**WHAT NEEDS TO BE DONE**
Repeat the data in full and exactly. Leave the pictures out.

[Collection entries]
=== Begin Enclosure ===
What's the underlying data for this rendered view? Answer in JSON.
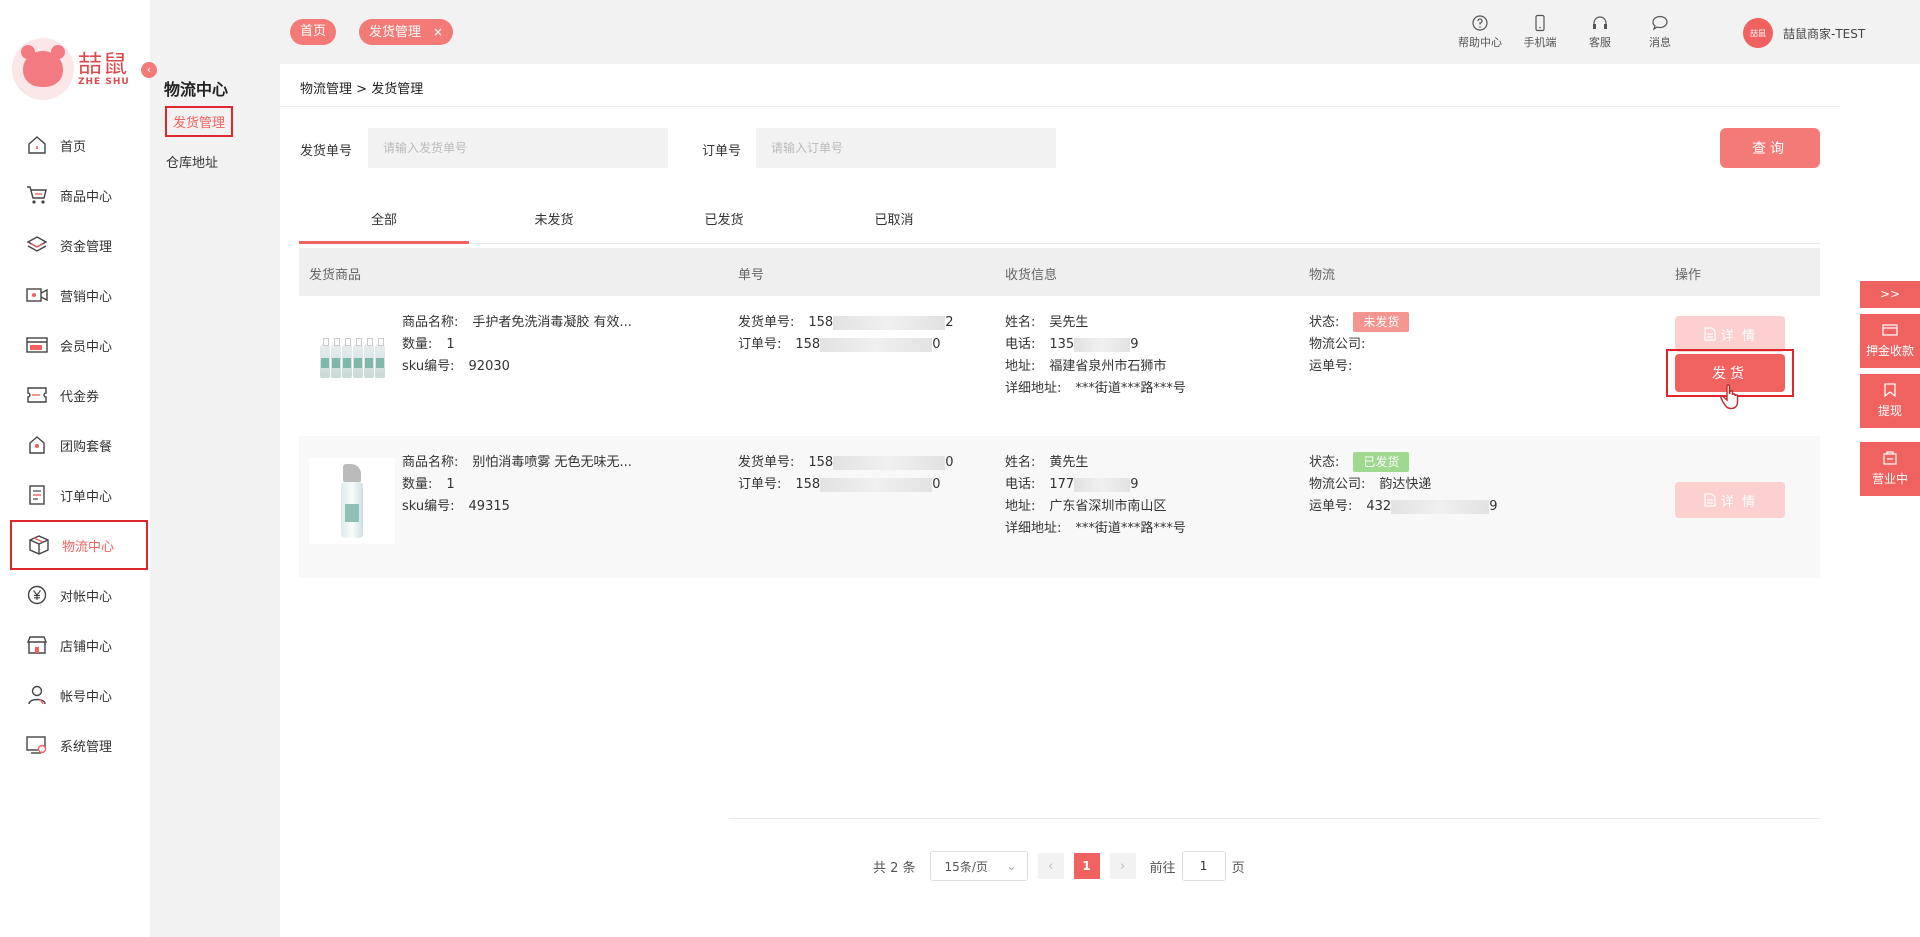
{
  "brand": {
    "cn": "喆鼠",
    "en": "ZHE SHU"
  },
  "sidebar": {
    "items": [
      {
        "label": "首页",
        "icon": "home-icon"
      },
      {
        "label": "商品中心",
        "icon": "cart-icon"
      },
      {
        "label": "资金管理",
        "icon": "layers-icon"
      },
      {
        "label": "营销中心",
        "icon": "camera-icon"
      },
      {
        "label": "会员中心",
        "icon": "vip-card-icon"
      },
      {
        "label": "代金券",
        "icon": "coupon-icon"
      },
      {
        "label": "团购套餐",
        "icon": "bag-icon"
      },
      {
        "label": "订单中心",
        "icon": "order-icon"
      },
      {
        "label": "物流中心",
        "icon": "box-icon"
      },
      {
        "label": "对帐中心",
        "icon": "yen-icon"
      },
      {
        "label": "店铺中心",
        "icon": "store-icon"
      },
      {
        "label": "帐号中心",
        "icon": "user-icon"
      },
      {
        "label": "系统管理",
        "icon": "settings-icon"
      }
    ],
    "active_index": 8
  },
  "submenu": {
    "title": "物流中心",
    "items": [
      "发货管理",
      "仓库地址"
    ],
    "active_index": 0
  },
  "topbar": {
    "tabs": [
      {
        "label": "首页"
      },
      {
        "label": "发货管理",
        "close": "×"
      }
    ],
    "actions": [
      {
        "label": "帮助中心",
        "icon": "help-icon"
      },
      {
        "label": "手机端",
        "icon": "phone-icon"
      },
      {
        "label": "客服",
        "icon": "headset-icon"
      },
      {
        "label": "消息",
        "icon": "message-icon"
      }
    ],
    "user": {
      "avatar_text": "喆鼠",
      "name": "喆鼠商家-TEST"
    }
  },
  "breadcrumb": {
    "parent": "物流管理",
    "sep": ">",
    "current": "发货管理"
  },
  "search": {
    "ship_no_label": "发货单号",
    "ship_no_placeholder": "请输入发货单号",
    "order_no_label": "订单号",
    "order_no_placeholder": "请输入订单号",
    "query_button": "查询"
  },
  "status_tabs": {
    "items": [
      "全部",
      "未发货",
      "已发货",
      "已取消"
    ],
    "active_index": 0
  },
  "table": {
    "headers": [
      "发货商品",
      "单号",
      "收货信息",
      "物流",
      "操作"
    ],
    "field_labels": {
      "product_name": "商品名称:",
      "quantity": "数量:",
      "sku": "sku编号:",
      "ship_no": "发货单号:",
      "order_no": "订单号:",
      "name": "姓名:",
      "phone": "电话:",
      "address": "地址:",
      "detail_address": "详细地址:",
      "status": "状态:",
      "company": "物流公司:",
      "tracking": "运单号:"
    },
    "rows": [
      {
        "product_name": "手护者免洗消毒凝胶 有效...",
        "quantity": "1",
        "sku": "92030",
        "ship_no_prefix": "158",
        "ship_no_suffix": "2",
        "order_no_prefix": "158",
        "order_no_suffix": "0",
        "name": "吴先生",
        "phone_prefix": "135",
        "phone_suffix": "9",
        "address": "福建省泉州市石狮市",
        "detail_address": "***街道***路***号",
        "status": "未发货",
        "company": "",
        "tracking_prefix": "",
        "tracking_suffix": "",
        "detail_button": "详 情",
        "ship_button": "发货"
      },
      {
        "product_name": "别怕消毒喷雾 无色无味无...",
        "quantity": "1",
        "sku": "49315",
        "ship_no_prefix": "158",
        "ship_no_suffix": "0",
        "order_no_prefix": "158",
        "order_no_suffix": "0",
        "name": "黄先生",
        "phone_prefix": "177",
        "phone_suffix": "9",
        "address": "广东省深圳市南山区",
        "detail_address": "***街道***路***号",
        "status": "已发货",
        "company": "韵达快递",
        "tracking_prefix": "432",
        "tracking_suffix": "9",
        "detail_button": "详 情"
      }
    ]
  },
  "pagination": {
    "total_text": "共 2 条",
    "page_size": "15条/页",
    "current_page": "1",
    "goto_label": "前往",
    "goto_value": "1",
    "page_unit": "页"
  },
  "right_float": {
    "toggle": ">>",
    "items": [
      {
        "label": "押金收款",
        "icon": "deposit-icon"
      },
      {
        "label": "提现",
        "icon": "withdraw-icon"
      },
      {
        "label": "营业中",
        "icon": "shop-open-icon"
      }
    ]
  },
  "colors": {
    "accent": "#f06260",
    "pending": "#f59590",
    "shipped": "#9fd98f",
    "highlight_border": "#e1262b"
  }
}
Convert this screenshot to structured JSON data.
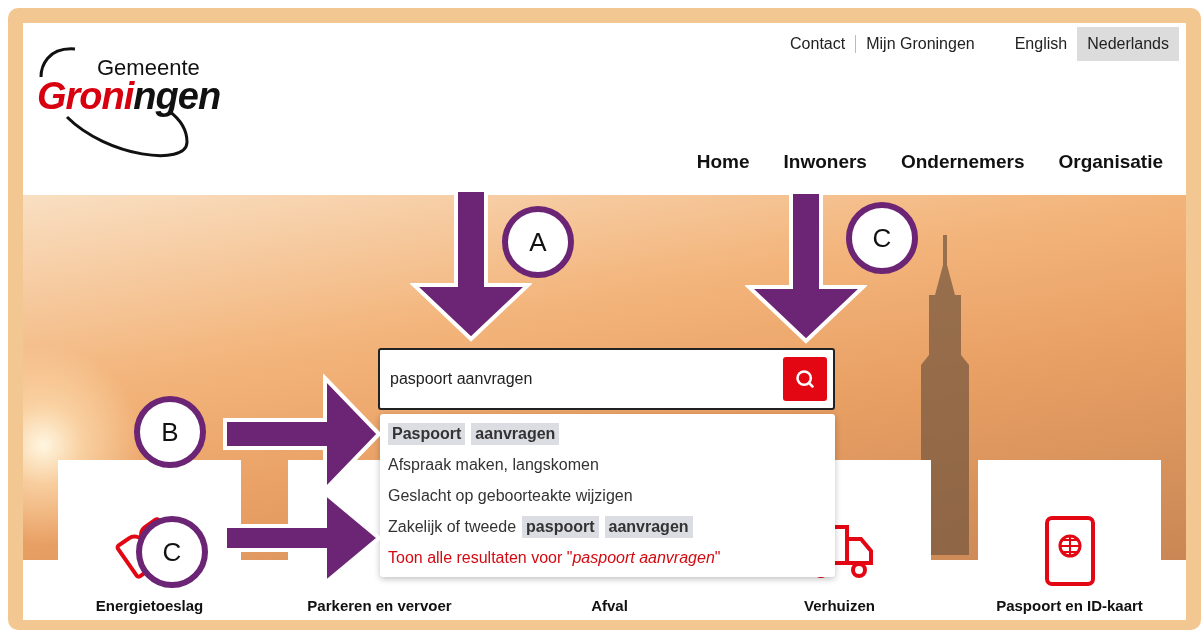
{
  "logo": {
    "top_line": "Gemeente",
    "red_part": "Groni",
    "black_part": "ngen"
  },
  "top_links": [
    "Contact",
    "Mijn Groningen"
  ],
  "languages": [
    {
      "label": "English",
      "selected": false
    },
    {
      "label": "Nederlands",
      "selected": true
    }
  ],
  "main_nav": [
    "Home",
    "Inwoners",
    "Ondernemers",
    "Organisatie"
  ],
  "search": {
    "value": "paspoort aanvragen"
  },
  "suggestions": [
    {
      "kind": "suggestion",
      "parts": [
        {
          "text": "Paspoort",
          "highlight": true
        },
        {
          "text": "aanvragen",
          "highlight": true
        }
      ]
    },
    {
      "kind": "suggestion",
      "parts": [
        {
          "text": "Afspraak maken, langskomen",
          "highlight": false
        }
      ]
    },
    {
      "kind": "suggestion",
      "parts": [
        {
          "text": "Geslacht op geboorteakte wijzigen",
          "highlight": false
        }
      ]
    },
    {
      "kind": "suggestion",
      "parts": [
        {
          "text": "Zakelijk of tweede",
          "highlight": false
        },
        {
          "text": "paspoort",
          "highlight": true
        },
        {
          "text": "aanvragen",
          "highlight": true
        }
      ]
    },
    {
      "kind": "show_all",
      "parts": [
        {
          "text": "Toon alle resultaten voor \"*paspoort aanvragen*\"",
          "highlight": false
        }
      ]
    }
  ],
  "cards": [
    "Energietoeslag",
    "Parkeren en vervoer",
    "Afval",
    "Verhuizen",
    "Paspoort en ID-kaart"
  ],
  "annotations": [
    {
      "label": "A",
      "kind": "down"
    },
    {
      "label": "C",
      "kind": "down"
    },
    {
      "label": "B",
      "kind": "right"
    },
    {
      "label": "C",
      "kind": "right"
    }
  ]
}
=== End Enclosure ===
**FINISHED EXERCISE**
What's the underlying data for this rendered view? Answer in JSON.
{
  "brand": {
    "cn": "喆鼠",
    "en": "ZHE SHU"
  },
  "sidebar": {
    "items": [
      {
        "label": "首页",
        "icon": "home-icon"
      },
      {
        "label": "商品中心",
        "icon": "cart-icon"
      },
      {
        "label": "资金管理",
        "icon": "layers-icon"
      },
      {
        "label": "营销中心",
        "icon": "camera-icon"
      },
      {
        "label": "会员中心",
        "icon": "vip-card-icon"
      },
      {
        "label": "代金券",
        "icon": "coupon-icon"
      },
      {
        "label": "团购套餐",
        "icon": "bag-icon"
      },
      {
        "label": "订单中心",
        "icon": "order-icon"
      },
      {
        "label": "物流中心",
        "icon": "box-icon"
      },
      {
        "label": "对帐中心",
        "icon": "yen-icon"
      },
      {
        "label": "店铺中心",
        "icon": "store-icon"
      },
      {
        "label": "帐号中心",
        "icon": "user-icon"
      },
      {
        "label": "系统管理",
        "icon": "settings-icon"
      }
    ],
    "active_index": 8
  },
  "submenu": {
    "title": "物流中心",
    "items": [
      "发货管理",
      "仓库地址"
    ],
    "active_index": 0
  },
  "topbar": {
    "tabs": [
      {
        "label": "首页"
      },
      {
        "label": "发货管理",
        "close": "×"
      }
    ],
    "actions": [
      {
        "label": "帮助中心",
        "icon": "help-icon"
      },
      {
        "label": "手机端",
        "icon": "phone-icon"
      },
      {
        "label": "客服",
        "icon": "headset-icon"
      },
      {
        "label": "消息",
        "icon": "message-icon"
      }
    ],
    "user": {
      "avatar_text": "喆鼠",
      "name": "喆鼠商家-TEST"
    }
  },
  "breadcrumb": {
    "parent": "物流管理",
    "sep": ">",
    "current": "发货管理"
  },
  "search": {
    "ship_no_label": "发货单号",
    "ship_no_placeholder": "请输入发货单号",
    "order_no_label": "订单号",
    "order_no_placeholder": "请输入订单号",
    "query_button": "查询"
  },
  "status_tabs": {
    "items": [
      "全部",
      "未发货",
      "已发货",
      "已取消"
    ],
    "active_index": 0
  },
  "table": {
    "headers": [
      "发货商品",
      "单号",
      "收货信息",
      "物流",
      "操作"
    ],
    "field_labels": {
      "product_name": "商品名称:",
      "quantity": "数量:",
      "sku": "sku编号:",
      "ship_no": "发货单号:",
      "order_no": "订单号:",
      "name": "姓名:",
      "phone": "电话:",
      "address": "地址:",
      "detail_address": "详细地址:",
      "status": "状态:",
      "company": "物流公司:",
      "tracking": "运单号:"
    },
    "rows": [
      {
        "product_name": "手护者免洗消毒凝胶 有效...",
        "quantity": "1",
        "sku": "92030",
        "ship_no_prefix": "158",
        "ship_no_suffix": "2",
        "order_no_prefix": "158",
        "order_no_suffix": "0",
        "name": "吴先生",
        "phone_prefix": "135",
        "phone_suffix": "9",
        "address": "福建省泉州市石狮市",
        "detail_address": "***街道***路***号",
        "status": "未发货",
        "company": "",
        "tracking_prefix": "",
        "tracking_suffix": "",
        "detail_button": "详 情",
        "ship_button": "发货"
      },
      {
        "product_name": "别怕消毒喷雾 无色无味无...",
        "quantity": "1",
        "sku": "49315",
        "ship_no_prefix": "158",
        "ship_no_suffix": "0",
        "order_no_prefix": "158",
        "order_no_suffix": "0",
        "name": "黄先生",
        "phone_prefix": "177",
        "phone_suffix": "9",
        "address": "广东省深圳市南山区",
        "detail_address": "***街道***路***号",
        "status": "已发货",
        "company": "韵达快递",
        "tracking_prefix": "432",
        "tracking_suffix": "9",
        "detail_button": "详 情"
      }
    ]
  },
  "pagination": {
    "total_text": "共 2 条",
    "page_size": "15条/页",
    "current_page": "1",
    "goto_label": "前往",
    "goto_value": "1",
    "page_unit": "页"
  },
  "right_float": {
    "toggle": ">>",
    "items": [
      {
        "label": "押金收款",
        "icon": "deposit-icon"
      },
      {
        "label": "提现",
        "icon": "withdraw-icon"
      },
      {
        "label": "营业中",
        "icon": "shop-open-icon"
      }
    ]
  },
  "colors": {
    "accent": "#f06260",
    "pending": "#f59590",
    "shipped": "#9fd98f",
    "highlight_border": "#e1262b"
  }
}
Convert this screenshot to structured JSON data.
{
  "logo": {
    "top_line": "Gemeente",
    "red_part": "Groni",
    "black_part": "ngen"
  },
  "top_links": [
    "Contact",
    "Mijn Groningen"
  ],
  "languages": [
    {
      "label": "English",
      "selected": false
    },
    {
      "label": "Nederlands",
      "selected": true
    }
  ],
  "main_nav": [
    "Home",
    "Inwoners",
    "Ondernemers",
    "Organisatie"
  ],
  "search": {
    "value": "paspoort aanvragen"
  },
  "suggestions": [
    {
      "kind": "suggestion",
      "parts": [
        {
          "text": "Paspoort",
          "highlight": true
        },
        {
          "text": "aanvragen",
          "highlight": true
        }
      ]
    },
    {
      "kind": "suggestion",
      "parts": [
        {
          "text": "Afspraak maken, langskomen",
          "highlight": false
        }
      ]
    },
    {
      "kind": "suggestion",
      "parts": [
        {
          "text": "Geslacht op geboorteakte wijzigen",
          "highlight": false
        }
      ]
    },
    {
      "kind": "suggestion",
      "parts": [
        {
          "text": "Zakelijk of tweede",
          "highlight": false
        },
        {
          "text": "paspoort",
          "highlight": true
        },
        {
          "text": "aanvragen",
          "highlight": true
        }
      ]
    },
    {
      "kind": "show_all",
      "parts": [
        {
          "text": "Toon alle resultaten voor \"*paspoort aanvragen*\"",
          "highlight": false
        }
      ]
    }
  ],
  "cards": [
    "Energietoeslag",
    "Parkeren en vervoer",
    "Afval",
    "Verhuizen",
    "Paspoort en ID-kaart"
  ],
  "annotations": [
    {
      "label": "A",
      "kind": "down"
    },
    {
      "label": "C",
      "kind": "down"
    },
    {
      "label": "B",
      "kind": "right"
    },
    {
      "label": "C",
      "kind": "right"
    }
  ]
}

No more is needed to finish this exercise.